It’s just as interesting where the scene goes too, as I was surprised to see a piece of information surface that hails back to Alt-Android’s revelation at the end of ‘Stuff to Steal, People to Kill’. I had wondered if the show was going to have Two responsible for the Android’s first emotion upgrade or whether it was a third party from which Two perhaps rescued the Android. Here in ‘Take the Shot’ it’s revealed that the characters have themselves been having the same discussions in their downtime. Five even goes so far as to theorise how it all could have happened despite Two’s previous personality as Portia Lin.
I only say surprised here because I wasn’t expecting it to come out like that, more expecting another reveal in a future episode to call on it directly. So in fact then, I’m better saying pleasantly surprised, as I think it shows the characters’ intelligence that they have been thinking about these things and haven’t just left them alone because the plot doesn’t need them to be dealing with it yet. It really helps you think of the characters as people in a real universe rather than just vehicles for our entertainment.
More of this please; more of this every time.
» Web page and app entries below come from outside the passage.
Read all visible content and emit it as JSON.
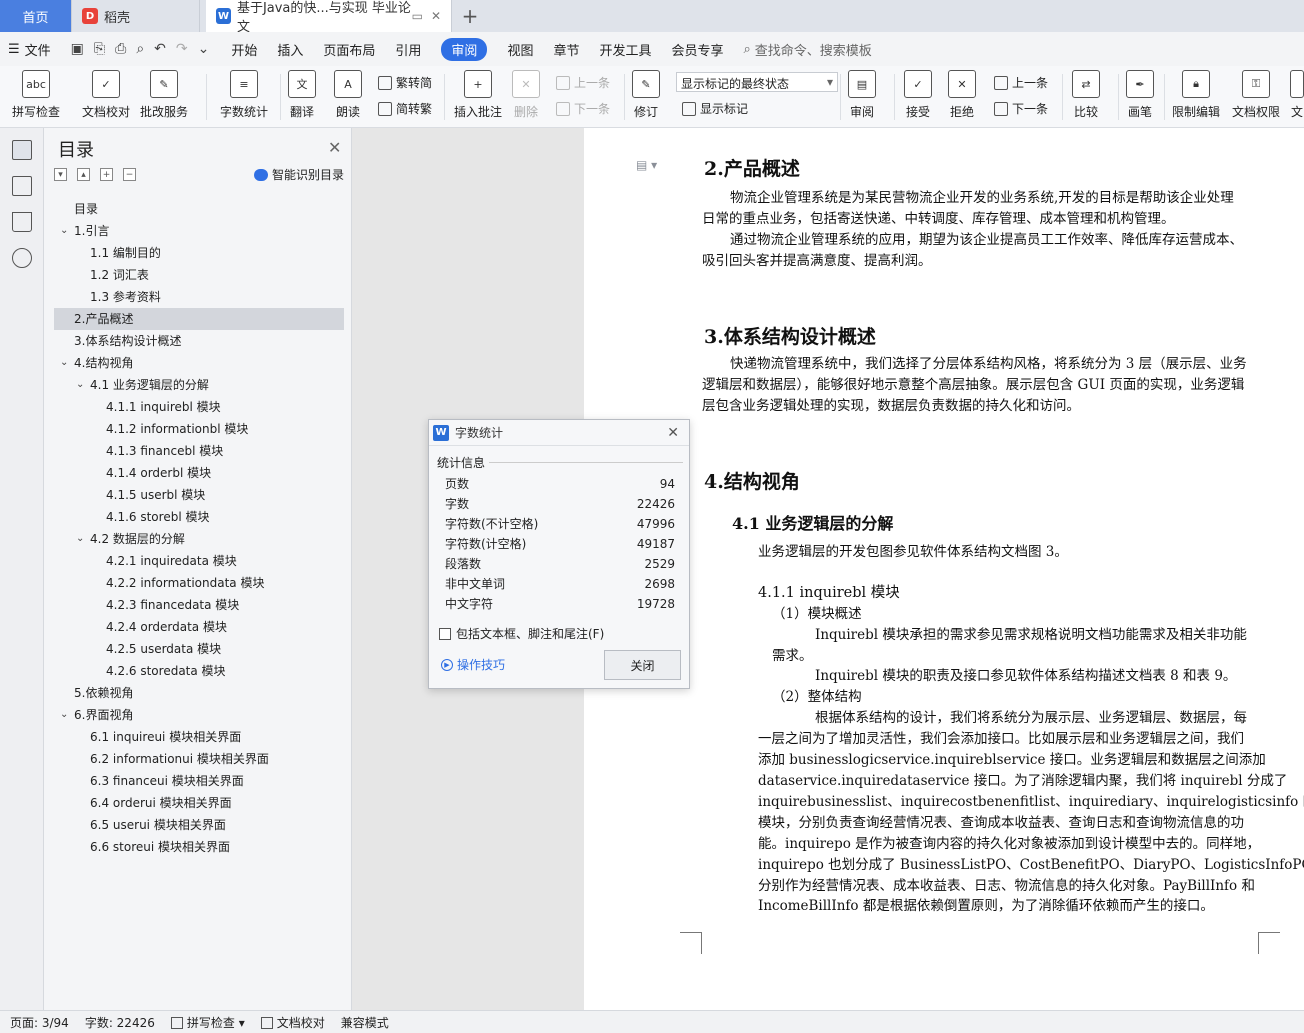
{
  "tabs": {
    "home": "首页",
    "daoke": "稻壳",
    "doc": "基于Java的快...与实现 毕业论文",
    "add": "+"
  },
  "menu": {
    "file": "文件",
    "items": [
      "开始",
      "插入",
      "页面布局",
      "引用",
      "审阅",
      "视图",
      "章节",
      "开发工具",
      "会员专享"
    ],
    "active": "审阅",
    "search": "查找命令、搜索模板"
  },
  "ribbon": {
    "spellcheck": "拼写检查",
    "doccheck": "文档校对",
    "review_service": "批改服务",
    "wordcount": "字数统计",
    "translate": "翻译",
    "read_aloud": "朗读",
    "to_traditional": "繁转简",
    "to_simplified": "简转繁",
    "insert_comment": "插入批注",
    "delete": "删除",
    "prev_comment": "上一条",
    "next_comment": "下一条",
    "track": "修订",
    "display_mode": "显示标记的最终状态",
    "show_markup": "显示标记",
    "review": "审阅",
    "accept": "接受",
    "reject": "拒绝",
    "prev_change": "上一条",
    "next_change": "下一条",
    "compare": "比较",
    "pen": "画笔",
    "restrict_edit": "限制编辑",
    "doc_permission": "文档权限",
    "overflow": "文"
  },
  "toc": {
    "title": "目录",
    "smart": "智能识别目录",
    "items": [
      {
        "text": "目录",
        "level": 0,
        "chevron": ""
      },
      {
        "text": "1.引言",
        "level": 0,
        "chevron": "open"
      },
      {
        "text": "1.1 编制目的",
        "level": 1,
        "chevron": ""
      },
      {
        "text": "1.2 词汇表",
        "level": 1,
        "chevron": ""
      },
      {
        "text": "1.3 参考资料",
        "level": 1,
        "chevron": ""
      },
      {
        "text": "2.产品概述",
        "level": 0,
        "chevron": "",
        "selected": true
      },
      {
        "text": "3.体系结构设计概述",
        "level": 0,
        "chevron": ""
      },
      {
        "text": "4.结构视角",
        "level": 0,
        "chevron": "open"
      },
      {
        "text": "4.1 业务逻辑层的分解",
        "level": 1,
        "chevron": "open"
      },
      {
        "text": "4.1.1 inquirebl 模块",
        "level": 2,
        "chevron": ""
      },
      {
        "text": "4.1.2 informationbl 模块",
        "level": 2,
        "chevron": ""
      },
      {
        "text": "4.1.3 financebl 模块",
        "level": 2,
        "chevron": ""
      },
      {
        "text": "4.1.4 orderbl 模块",
        "level": 2,
        "chevron": ""
      },
      {
        "text": "4.1.5 userbl 模块",
        "level": 2,
        "chevron": ""
      },
      {
        "text": "4.1.6 storebl 模块",
        "level": 2,
        "chevron": ""
      },
      {
        "text": "4.2  数据层的分解",
        "level": 1,
        "chevron": "open"
      },
      {
        "text": "4.2.1 inquiredata 模块",
        "level": 2,
        "chevron": ""
      },
      {
        "text": "4.2.2 informationdata 模块",
        "level": 2,
        "chevron": ""
      },
      {
        "text": "4.2.3 financedata 模块",
        "level": 2,
        "chevron": ""
      },
      {
        "text": "4.2.4 orderdata 模块",
        "level": 2,
        "chevron": ""
      },
      {
        "text": "4.2.5 userdata 模块",
        "level": 2,
        "chevron": ""
      },
      {
        "text": "4.2.6 storedata 模块",
        "level": 2,
        "chevron": ""
      },
      {
        "text": "5.依赖视角",
        "level": 0,
        "chevron": ""
      },
      {
        "text": "6.界面视角",
        "level": 0,
        "chevron": "open"
      },
      {
        "text": "6.1 inquireui 模块相关界面",
        "level": 1,
        "chevron": ""
      },
      {
        "text": "6.2 informationui 模块相关界面",
        "level": 1,
        "chevron": ""
      },
      {
        "text": "6.3 financeui 模块相关界面",
        "level": 1,
        "chevron": ""
      },
      {
        "text": "6.4 orderui 模块相关界面",
        "level": 1,
        "chevron": ""
      },
      {
        "text": "6.5 userui 模块相关界面",
        "level": 1,
        "chevron": ""
      },
      {
        "text": "6.6 storeui 模块相关界面",
        "level": 1,
        "chevron": ""
      }
    ]
  },
  "dialog": {
    "title": "字数统计",
    "section": "统计信息",
    "rows": [
      {
        "label": "页数",
        "value": "94"
      },
      {
        "label": "字数",
        "value": "22426"
      },
      {
        "label": "字符数(不计空格)",
        "value": "47996"
      },
      {
        "label": "字符数(计空格)",
        "value": "49187"
      },
      {
        "label": "段落数",
        "value": "2529"
      },
      {
        "label": "非中文单词",
        "value": "2698"
      },
      {
        "label": "中文字符",
        "value": "19728"
      }
    ],
    "checkbox": "包括文本框、脚注和尾注(F)",
    "tips": "操作技巧",
    "close": "关闭"
  },
  "document": {
    "h2": "2.产品概述",
    "p2a_1": "物流企业管理系统是为某民营物流企业开发的业务系统,开发的目标是帮助该企业处理",
    "p2a_2": "日常的重点业务，包括寄送快递、中转调度、库存管理、成本管理和机构管理。",
    "p2b_1": "通过物流企业管理系统的应用，期望为该企业提高员工工作效率、降低库存运营成本、",
    "p2b_2": "吸引回头客并提高满意度、提高利润。",
    "h3": "3.体系结构设计概述",
    "p3_1": "快递物流管理系统中，我们选择了分层体系结构风格，将系统分为 3 层（展示层、业务",
    "p3_2": "逻辑层和数据层），能够很好地示意整个高层抽象。展示层包含 GUI 页面的实现，业务逻辑",
    "p3_3": "层包含业务逻辑处理的实现，数据层负责数据的持久化和访问。",
    "h4": "4.结构视角",
    "h41": "4.1 业务逻辑层的分解",
    "p41": "业务逻辑层的开发包图参见软件体系结构文档图 3。",
    "h411": "4.1.1 inquirebl 模块",
    "s1": "（1）模块概述",
    "s1a_1": "Inquirebl 模块承担的需求参见需求规格说明文档功能需求及相关非功能",
    "s1a_2": "需求。",
    "s1b": "Inquirebl 模块的职责及接口参见软件体系结构描述文档表 8 和表 9。",
    "s2": "（2）整体结构",
    "s2a_1": "根据体系结构的设计，我们将系统分为展示层、业务逻辑层、数据层，每",
    "s2a_2": "一层之间为了增加灵活性，我们会添加接口。比如展示层和业务逻辑层之间，我们",
    "s2a_3": "添加 businesslogicservice.inquireblservice 接口。业务逻辑层和数据层之间添加",
    "s2a_4": "dataservice.inquiredataservice 接口。为了消除逻辑内聚，我们将 inquirebl 分成了",
    "s2a_5": "inquirebusinesslist、inquirecostbenenfitlist、inquirediary、inquirelogisticsinfo 四个子",
    "s2a_6": "模块，分别负责查询经营情况表、查询成本收益表、查询日志和查询物流信息的功",
    "s2a_7": "能。inquirepo 是作为被查询内容的持久化对象被添加到设计模型中去的。同样地，",
    "s2a_8": "inquirepo 也划分成了 BusinessListPO、CostBenefitPO、DiaryPO、LogisticsInfoPO，",
    "s2a_9": "分别作为经营情况表、成本收益表、日志、物流信息的持久化对象。PayBillInfo 和",
    "s2a_10": "IncomeBillInfo 都是根据依赖倒置原则，为了消除循环依赖而产生的接口。"
  },
  "status": {
    "page": "页面: 3/94",
    "words": "字数: 22426",
    "spell": "拼写检查",
    "proof": "文档校对",
    "compat": "兼容模式"
  }
}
Whereas I will write a couple of ‘rise againsts’ below, they are so negligible as to weigh nothing compared to everything I enjoyed about ‘Take the Shot’. Sidesteps away from the main plot into a themed-episode can often seem like risky business but this episode is just so elegantly put together and connects so well back into the main plot through Four’s weighing of his loyalty to the crew against his duty to Zairon.
All four hallucinations well use established character plot and all four hit their victims were it believably hurts. Better yet, none of the hallucination plot suffers any of the problems of dream-reality plots previously used in the sci-fi genre: the dream states have a reason to exist that’s already set up – the neural links to the ship; the Android doesn’t try to hide her problem for half the episode; and we don’t lose half an episode to some mildly-diverting period piece.
I can easily see through this episode alone too, why people can’t get enough of Zoie Palmer’s Android, now a fully accepted part of the human crew. (Close enough right? With memory and identity problems caused by a lost past?)
- the use of very personal plotlines that are the show’s strength
- Four’s internal debate over taking back his memories for the sake of his people
- Alt-Truffault’s terrifying plan
- the great use of a sci-fi trope that dodges all the stereotypes with ease
- Zoie Palmer’s three distinct Android personalities and her ability to switch so smoothly between them
- Five calling Two out about hiding her illness – yes, your teenagers are really listening to you, watch out for that
- the in-character consideration of Alt-Android’s parting shot about owing Alt-Two a debt
- the best episode of the season so far?
- how rubbish that coolant must be if Four can run through it unharmed
- Five needing to write a work-around to get into Three’s quarters when she needed nothing to break into Alicia Reynaud’s base systems